Repeat every entry exactly. Pictures stay out.

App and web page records
=== Section Start ===

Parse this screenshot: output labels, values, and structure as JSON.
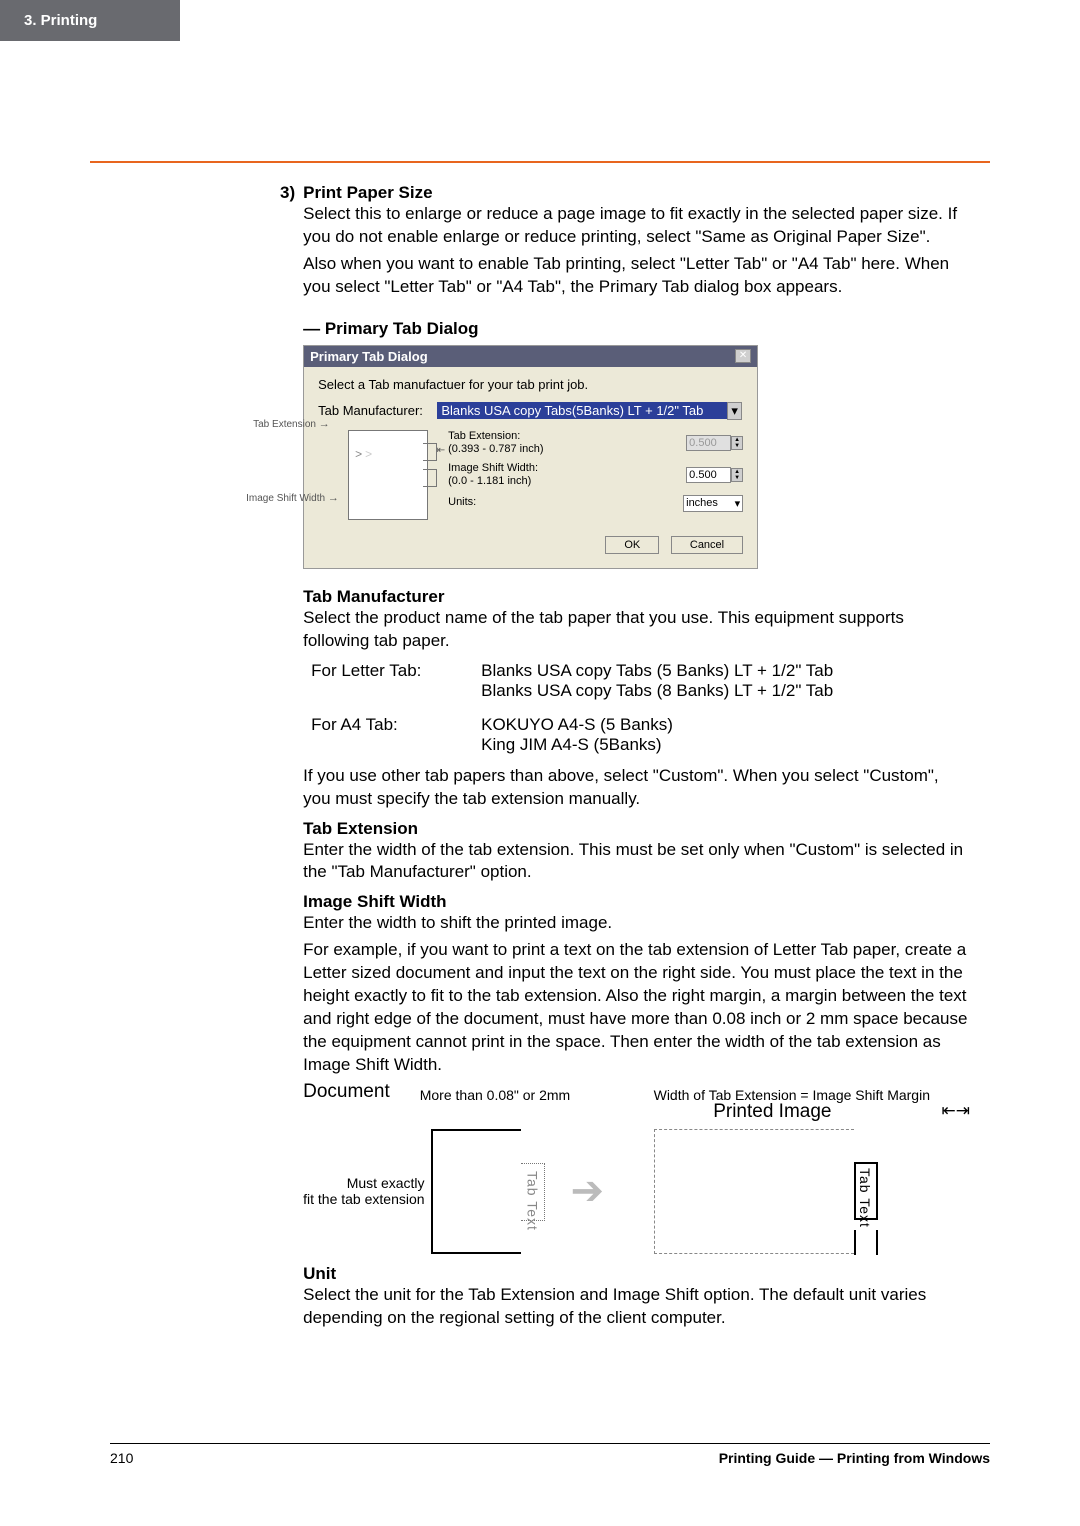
{
  "header": {
    "chapter": "3.  Printing"
  },
  "section3": {
    "number": "3)",
    "title": "Print Paper Size",
    "para1": "Select this to enlarge or reduce a page image to fit exactly in the selected paper size.  If you do not enable enlarge or reduce printing, select \"Same as Original Paper Size\".",
    "para2": "Also when you want to enable Tab printing, select \"Letter Tab\" or \"A4 Tab\" here.  When you select \"Letter Tab\" or \"A4 Tab\", the Primary Tab dialog box appears."
  },
  "primary_dialog": {
    "heading": "—  Primary Tab Dialog",
    "title": "Primary Tab Dialog",
    "instruction": "Select a Tab manufactuer for your tab print job.",
    "manufacturer_label": "Tab Manufacturer:",
    "manufacturer_value": "Blanks USA copy Tabs(5Banks) LT + 1/2\"  Tab",
    "tab_extension_text": "Tab Extension",
    "image_shift_text": "Image Shift Width",
    "tab_ext_label": "Tab Extension:",
    "tab_ext_range": "(0.393 - 0.787 inch)",
    "tab_ext_value": "0.500",
    "img_shift_label": "Image Shift Width:",
    "img_shift_range": "(0.0 - 1.181 inch)",
    "img_shift_value": "0.500",
    "units_label": "Units:",
    "units_value": "inches",
    "ok": "OK",
    "cancel": "Cancel"
  },
  "tab_manufacturer": {
    "title": "Tab Manufacturer",
    "text": "Select the product name of the tab paper that you use.  This equipment supports following tab paper.",
    "row1_label": "For Letter Tab:",
    "row1_v1": "Blanks USA copy Tabs (5 Banks) LT + 1/2\" Tab",
    "row1_v2": "Blanks USA copy Tabs (8 Banks) LT + 1/2\" Tab",
    "row2_label": "For A4 Tab:",
    "row2_v1": "KOKUYO A4-S  (5 Banks)",
    "row2_v2": "King JIM A4-S (5Banks)",
    "after": "If you use other tab papers than above, select \"Custom\".  When you select \"Custom\", you must specify the tab extension manually."
  },
  "tab_extension": {
    "title": "Tab Extension",
    "text": "Enter the width of the tab extension.  This must be set only when \"Custom\" is selected in the \"Tab Manufacturer\" option."
  },
  "image_shift": {
    "title": "Image Shift Width",
    "p1": "Enter the width to shift the printed image.",
    "p2": "For example, if you want to print a text on the tab extension of Letter Tab paper, create a Letter sized document and input the text on the right side.  You must place the text in the height exactly to fit to the tab extension.  Also the right margin, a margin between the text and right edge of the document, must have more than 0.08 inch or 2 mm space because the equipment cannot print in the space.  Then enter the width of the tab extension as Image Shift Width."
  },
  "diagram": {
    "doc_label": "Document",
    "more_than": "More than 0.08\" or 2mm",
    "must_exactly": "Must exactly",
    "fit_ext": "fit the tab extension",
    "tab_text": "Tab Text",
    "width_note": "Width of Tab Extension = Image Shift Margin",
    "printed_label": "Printed Image"
  },
  "unit": {
    "title": "Unit",
    "text": "Select the unit for the Tab Extension and Image Shift option.  The default unit varies depending on the regional setting of the client computer."
  },
  "footer": {
    "page": "210",
    "right": "Printing Guide — Printing from Windows"
  }
}
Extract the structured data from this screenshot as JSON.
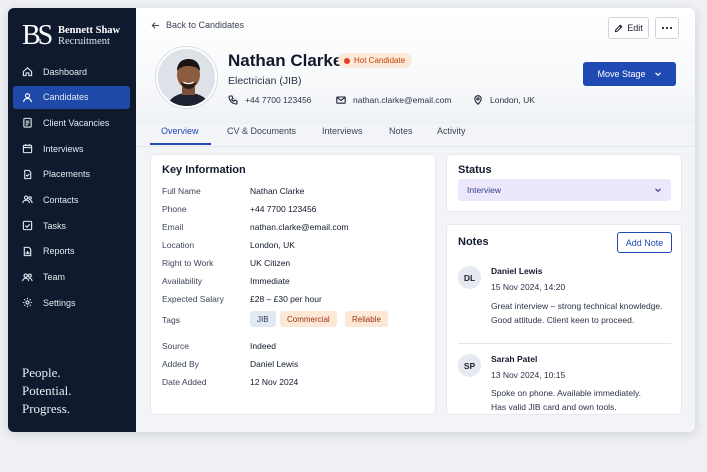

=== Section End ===

> Written answer:
Parse this screenshot: output labels, values, and structure as JSON.
{
  "header": {
    "chapter": "3.  Printing"
  },
  "section3": {
    "number": "3)",
    "title": "Print Paper Size",
    "para1": "Select this to enlarge or reduce a page image to fit exactly in the selected paper size.  If you do not enable enlarge or reduce printing, select \"Same as Original Paper Size\".",
    "para2": "Also when you want to enable Tab printing, select \"Letter Tab\" or \"A4 Tab\" here.  When you select \"Letter Tab\" or \"A4 Tab\", the Primary Tab dialog box appears."
  },
  "primary_dialog": {
    "heading": "—  Primary Tab Dialog",
    "title": "Primary Tab Dialog",
    "instruction": "Select a Tab manufactuer for your tab print job.",
    "manufacturer_label": "Tab Manufacturer:",
    "manufacturer_value": "Blanks USA copy Tabs(5Banks) LT + 1/2\"  Tab",
    "tab_extension_text": "Tab Extension",
    "image_shift_text": "Image Shift Width",
    "tab_ext_label": "Tab Extension:",
    "tab_ext_range": "(0.393 - 0.787 inch)",
    "tab_ext_value": "0.500",
    "img_shift_label": "Image Shift Width:",
    "img_shift_range": "(0.0 - 1.181 inch)",
    "img_shift_value": "0.500",
    "units_label": "Units:",
    "units_value": "inches",
    "ok": "OK",
    "cancel": "Cancel"
  },
  "tab_manufacturer": {
    "title": "Tab Manufacturer",
    "text": "Select the product name of the tab paper that you use.  This equipment supports following tab paper.",
    "row1_label": "For Letter Tab:",
    "row1_v1": "Blanks USA copy Tabs (5 Banks) LT + 1/2\" Tab",
    "row1_v2": "Blanks USA copy Tabs (8 Banks) LT + 1/2\" Tab",
    "row2_label": "For A4 Tab:",
    "row2_v1": "KOKUYO A4-S  (5 Banks)",
    "row2_v2": "King JIM A4-S (5Banks)",
    "after": "If you use other tab papers than above, select \"Custom\".  When you select \"Custom\", you must specify the tab extension manually."
  },
  "tab_extension": {
    "title": "Tab Extension",
    "text": "Enter the width of the tab extension.  This must be set only when \"Custom\" is selected in the \"Tab Manufacturer\" option."
  },
  "image_shift": {
    "title": "Image Shift Width",
    "p1": "Enter the width to shift the printed image.",
    "p2": "For example, if you want to print a text on the tab extension of Letter Tab paper, create a Letter sized document and input the text on the right side.  You must place the text in the height exactly to fit to the tab extension.  Also the right margin, a margin between the text and right edge of the document, must have more than 0.08 inch or 2 mm space because the equipment cannot print in the space.  Then enter the width of the tab extension as Image Shift Width."
  },
  "diagram": {
    "doc_label": "Document",
    "more_than": "More than 0.08\" or 2mm",
    "must_exactly": "Must exactly",
    "fit_ext": "fit the tab extension",
    "tab_text": "Tab Text",
    "width_note": "Width of Tab Extension = Image Shift Margin",
    "printed_label": "Printed Image"
  },
  "unit": {
    "title": "Unit",
    "text": "Select the unit for the Tab Extension and Image Shift option.  The default unit varies depending on the regional setting of the client computer."
  },
  "footer": {
    "page": "210",
    "right": "Printing Guide — Printing from Windows"
  }
}
Extract the structured data from this screenshot as JSON.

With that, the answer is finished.